EXTRACTED MATERIAL:
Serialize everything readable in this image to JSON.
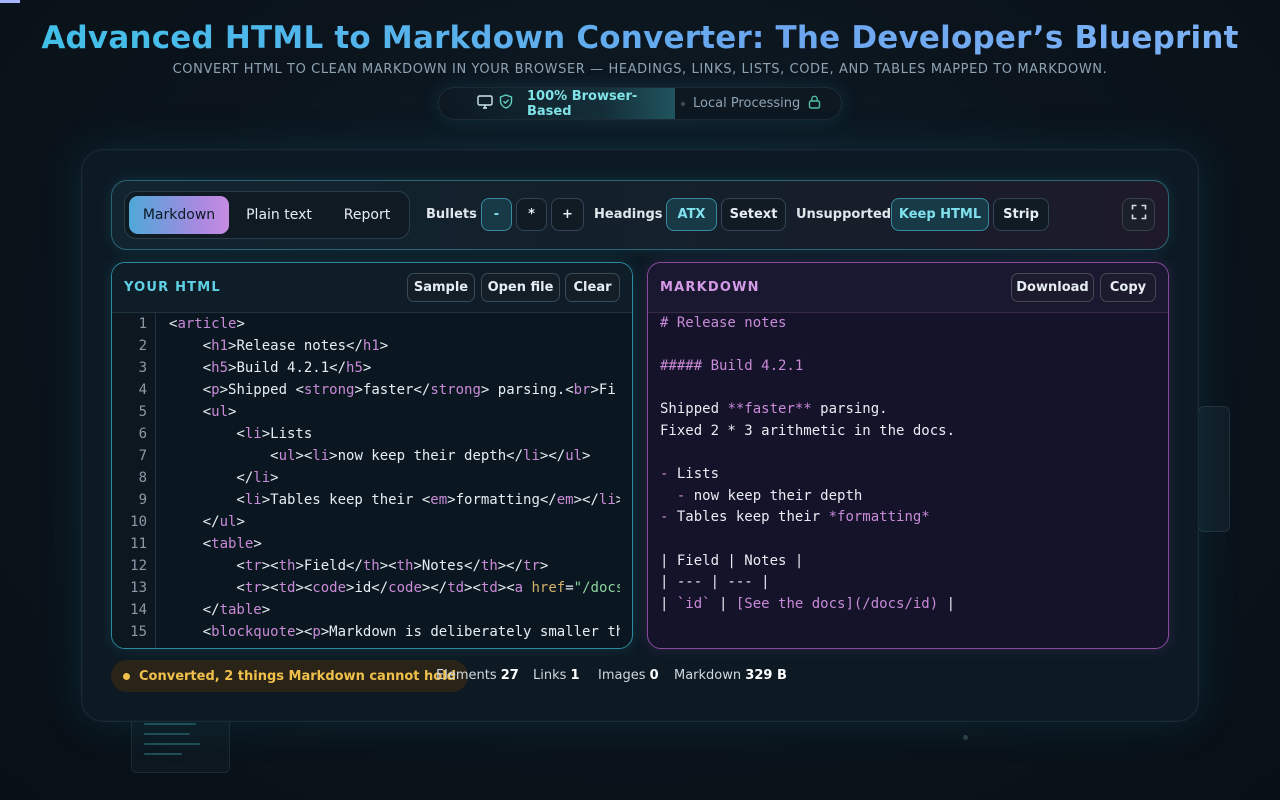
{
  "header": {
    "title": "Advanced HTML to Markdown Converter: The Developer’s Blueprint",
    "subtitle": "CONVERT HTML TO CLEAN MARKDOWN IN YOUR BROWSER — HEADINGS, LINKS, LISTS, CODE, AND TABLES MAPPED TO MARKDOWN.",
    "badge_primary": "100% Browser-Based",
    "badge_secondary": "Local Processing"
  },
  "toolbar": {
    "modes": [
      "Markdown",
      "Plain text",
      "Report"
    ],
    "active_mode": "Markdown",
    "bullets_label": "Bullets",
    "bullets": [
      "-",
      "*",
      "+"
    ],
    "active_bullet": "-",
    "headings_label": "Headings",
    "headings": [
      "ATX",
      "Setext"
    ],
    "active_heading": "ATX",
    "unsupported_label": "Unsupported",
    "unsupported": [
      "Keep HTML",
      "Strip"
    ],
    "active_unsupported": "Keep HTML"
  },
  "html_panel": {
    "title": "YOUR HTML",
    "buttons": [
      "Sample",
      "Open file",
      "Clear"
    ],
    "line_numbers": [
      "1",
      "2",
      "3",
      "4",
      "5",
      "6",
      "7",
      "8",
      "9",
      "10",
      "11",
      "12",
      "13",
      "14",
      "15"
    ],
    "lines": [
      "<article>",
      "    <h1>Release notes</h1>",
      "    <h5>Build 4.2.1</h5>",
      "    <p>Shipped <strong>faster</strong> parsing.<br>Fi",
      "    <ul>",
      "        <li>Lists",
      "            <ul><li>now keep their depth</li></ul>",
      "        </li>",
      "        <li>Tables keep their <em>formatting</em></li>",
      "    </ul>",
      "    <table>",
      "        <tr><th>Field</th><th>Notes</th></tr>",
      "        <tr><td><code>id</code></td><td><a href=\"/docs",
      "    </table>",
      "    <blockquote><p>Markdown is deliberately smaller th"
    ]
  },
  "md_panel": {
    "title": "MARKDOWN",
    "buttons": [
      "Download",
      "Copy"
    ],
    "lines": [
      "# Release notes",
      "",
      "##### Build 4.2.1",
      "",
      "Shipped **faster** parsing.",
      "Fixed 2 * 3 arithmetic in the docs.",
      "",
      "- Lists",
      "  - now keep their depth",
      "- Tables keep their *formatting*",
      "",
      "| Field | Notes |",
      "| --- | --- |",
      "| `id` | [See the docs](/docs/id) |"
    ]
  },
  "status": {
    "message": "Converted, 2 things Markdown cannot hold",
    "elements_label": "Elements",
    "elements_value": "27",
    "links_label": "Links",
    "links_value": "1",
    "images_label": "Images",
    "images_value": "0",
    "markdown_label": "Markdown",
    "markdown_value": "329 B"
  },
  "icons": {
    "monitor": "monitor-icon",
    "shield": "shield-check-icon",
    "lock": "lock-icon",
    "fullscreen": "fullscreen-icon"
  },
  "colors": {
    "accent_cyan": "#5fd0e6",
    "accent_purple": "#d49ae8",
    "status_warning": "#f0c04a"
  }
}
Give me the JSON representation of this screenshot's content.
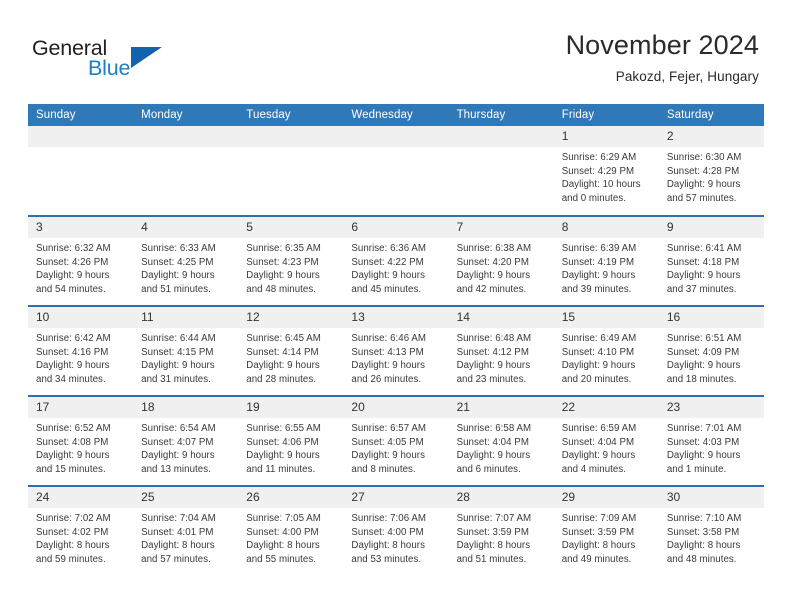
{
  "brand": {
    "name_part1": "General",
    "name_part2": "Blue",
    "triangle_color": "#1263ab",
    "blue_color": "#1c7fc4"
  },
  "header": {
    "month_title": "November 2024",
    "location": "Pakozd, Fejer, Hungary",
    "header_bg": "#3079b8",
    "row_divider": "#2f6fad",
    "daynum_bg": "#f0f0f0"
  },
  "weekday_headers": [
    "Sunday",
    "Monday",
    "Tuesday",
    "Wednesday",
    "Thursday",
    "Friday",
    "Saturday"
  ],
  "labels": {
    "sunrise": "Sunrise:",
    "sunset": "Sunset:",
    "daylight": "Daylight:"
  },
  "weeks": [
    [
      {
        "day": "",
        "empty": true
      },
      {
        "day": "",
        "empty": true
      },
      {
        "day": "",
        "empty": true
      },
      {
        "day": "",
        "empty": true
      },
      {
        "day": "",
        "empty": true
      },
      {
        "day": "1",
        "sunrise": "Sunrise: 6:29 AM",
        "sunset": "Sunset: 4:29 PM",
        "daylight1": "Daylight: 10 hours",
        "daylight2": "and 0 minutes."
      },
      {
        "day": "2",
        "sunrise": "Sunrise: 6:30 AM",
        "sunset": "Sunset: 4:28 PM",
        "daylight1": "Daylight: 9 hours",
        "daylight2": "and 57 minutes."
      }
    ],
    [
      {
        "day": "3",
        "sunrise": "Sunrise: 6:32 AM",
        "sunset": "Sunset: 4:26 PM",
        "daylight1": "Daylight: 9 hours",
        "daylight2": "and 54 minutes."
      },
      {
        "day": "4",
        "sunrise": "Sunrise: 6:33 AM",
        "sunset": "Sunset: 4:25 PM",
        "daylight1": "Daylight: 9 hours",
        "daylight2": "and 51 minutes."
      },
      {
        "day": "5",
        "sunrise": "Sunrise: 6:35 AM",
        "sunset": "Sunset: 4:23 PM",
        "daylight1": "Daylight: 9 hours",
        "daylight2": "and 48 minutes."
      },
      {
        "day": "6",
        "sunrise": "Sunrise: 6:36 AM",
        "sunset": "Sunset: 4:22 PM",
        "daylight1": "Daylight: 9 hours",
        "daylight2": "and 45 minutes."
      },
      {
        "day": "7",
        "sunrise": "Sunrise: 6:38 AM",
        "sunset": "Sunset: 4:20 PM",
        "daylight1": "Daylight: 9 hours",
        "daylight2": "and 42 minutes."
      },
      {
        "day": "8",
        "sunrise": "Sunrise: 6:39 AM",
        "sunset": "Sunset: 4:19 PM",
        "daylight1": "Daylight: 9 hours",
        "daylight2": "and 39 minutes."
      },
      {
        "day": "9",
        "sunrise": "Sunrise: 6:41 AM",
        "sunset": "Sunset: 4:18 PM",
        "daylight1": "Daylight: 9 hours",
        "daylight2": "and 37 minutes."
      }
    ],
    [
      {
        "day": "10",
        "sunrise": "Sunrise: 6:42 AM",
        "sunset": "Sunset: 4:16 PM",
        "daylight1": "Daylight: 9 hours",
        "daylight2": "and 34 minutes."
      },
      {
        "day": "11",
        "sunrise": "Sunrise: 6:44 AM",
        "sunset": "Sunset: 4:15 PM",
        "daylight1": "Daylight: 9 hours",
        "daylight2": "and 31 minutes."
      },
      {
        "day": "12",
        "sunrise": "Sunrise: 6:45 AM",
        "sunset": "Sunset: 4:14 PM",
        "daylight1": "Daylight: 9 hours",
        "daylight2": "and 28 minutes."
      },
      {
        "day": "13",
        "sunrise": "Sunrise: 6:46 AM",
        "sunset": "Sunset: 4:13 PM",
        "daylight1": "Daylight: 9 hours",
        "daylight2": "and 26 minutes."
      },
      {
        "day": "14",
        "sunrise": "Sunrise: 6:48 AM",
        "sunset": "Sunset: 4:12 PM",
        "daylight1": "Daylight: 9 hours",
        "daylight2": "and 23 minutes."
      },
      {
        "day": "15",
        "sunrise": "Sunrise: 6:49 AM",
        "sunset": "Sunset: 4:10 PM",
        "daylight1": "Daylight: 9 hours",
        "daylight2": "and 20 minutes."
      },
      {
        "day": "16",
        "sunrise": "Sunrise: 6:51 AM",
        "sunset": "Sunset: 4:09 PM",
        "daylight1": "Daylight: 9 hours",
        "daylight2": "and 18 minutes."
      }
    ],
    [
      {
        "day": "17",
        "sunrise": "Sunrise: 6:52 AM",
        "sunset": "Sunset: 4:08 PM",
        "daylight1": "Daylight: 9 hours",
        "daylight2": "and 15 minutes."
      },
      {
        "day": "18",
        "sunrise": "Sunrise: 6:54 AM",
        "sunset": "Sunset: 4:07 PM",
        "daylight1": "Daylight: 9 hours",
        "daylight2": "and 13 minutes."
      },
      {
        "day": "19",
        "sunrise": "Sunrise: 6:55 AM",
        "sunset": "Sunset: 4:06 PM",
        "daylight1": "Daylight: 9 hours",
        "daylight2": "and 11 minutes."
      },
      {
        "day": "20",
        "sunrise": "Sunrise: 6:57 AM",
        "sunset": "Sunset: 4:05 PM",
        "daylight1": "Daylight: 9 hours",
        "daylight2": "and 8 minutes."
      },
      {
        "day": "21",
        "sunrise": "Sunrise: 6:58 AM",
        "sunset": "Sunset: 4:04 PM",
        "daylight1": "Daylight: 9 hours",
        "daylight2": "and 6 minutes."
      },
      {
        "day": "22",
        "sunrise": "Sunrise: 6:59 AM",
        "sunset": "Sunset: 4:04 PM",
        "daylight1": "Daylight: 9 hours",
        "daylight2": "and 4 minutes."
      },
      {
        "day": "23",
        "sunrise": "Sunrise: 7:01 AM",
        "sunset": "Sunset: 4:03 PM",
        "daylight1": "Daylight: 9 hours",
        "daylight2": "and 1 minute."
      }
    ],
    [
      {
        "day": "24",
        "sunrise": "Sunrise: 7:02 AM",
        "sunset": "Sunset: 4:02 PM",
        "daylight1": "Daylight: 8 hours",
        "daylight2": "and 59 minutes."
      },
      {
        "day": "25",
        "sunrise": "Sunrise: 7:04 AM",
        "sunset": "Sunset: 4:01 PM",
        "daylight1": "Daylight: 8 hours",
        "daylight2": "and 57 minutes."
      },
      {
        "day": "26",
        "sunrise": "Sunrise: 7:05 AM",
        "sunset": "Sunset: 4:00 PM",
        "daylight1": "Daylight: 8 hours",
        "daylight2": "and 55 minutes."
      },
      {
        "day": "27",
        "sunrise": "Sunrise: 7:06 AM",
        "sunset": "Sunset: 4:00 PM",
        "daylight1": "Daylight: 8 hours",
        "daylight2": "and 53 minutes."
      },
      {
        "day": "28",
        "sunrise": "Sunrise: 7:07 AM",
        "sunset": "Sunset: 3:59 PM",
        "daylight1": "Daylight: 8 hours",
        "daylight2": "and 51 minutes."
      },
      {
        "day": "29",
        "sunrise": "Sunrise: 7:09 AM",
        "sunset": "Sunset: 3:59 PM",
        "daylight1": "Daylight: 8 hours",
        "daylight2": "and 49 minutes."
      },
      {
        "day": "30",
        "sunrise": "Sunrise: 7:10 AM",
        "sunset": "Sunset: 3:58 PM",
        "daylight1": "Daylight: 8 hours",
        "daylight2": "and 48 minutes."
      }
    ]
  ]
}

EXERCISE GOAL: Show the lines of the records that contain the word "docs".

EXERCISE RESULT:
      "        <tr><td><code>id</code></td><td><a href=\"/docs",
      "Fixed 2 * 3 arithmetic in the docs.",
      "| `id` | [See the docs](/docs/id) |"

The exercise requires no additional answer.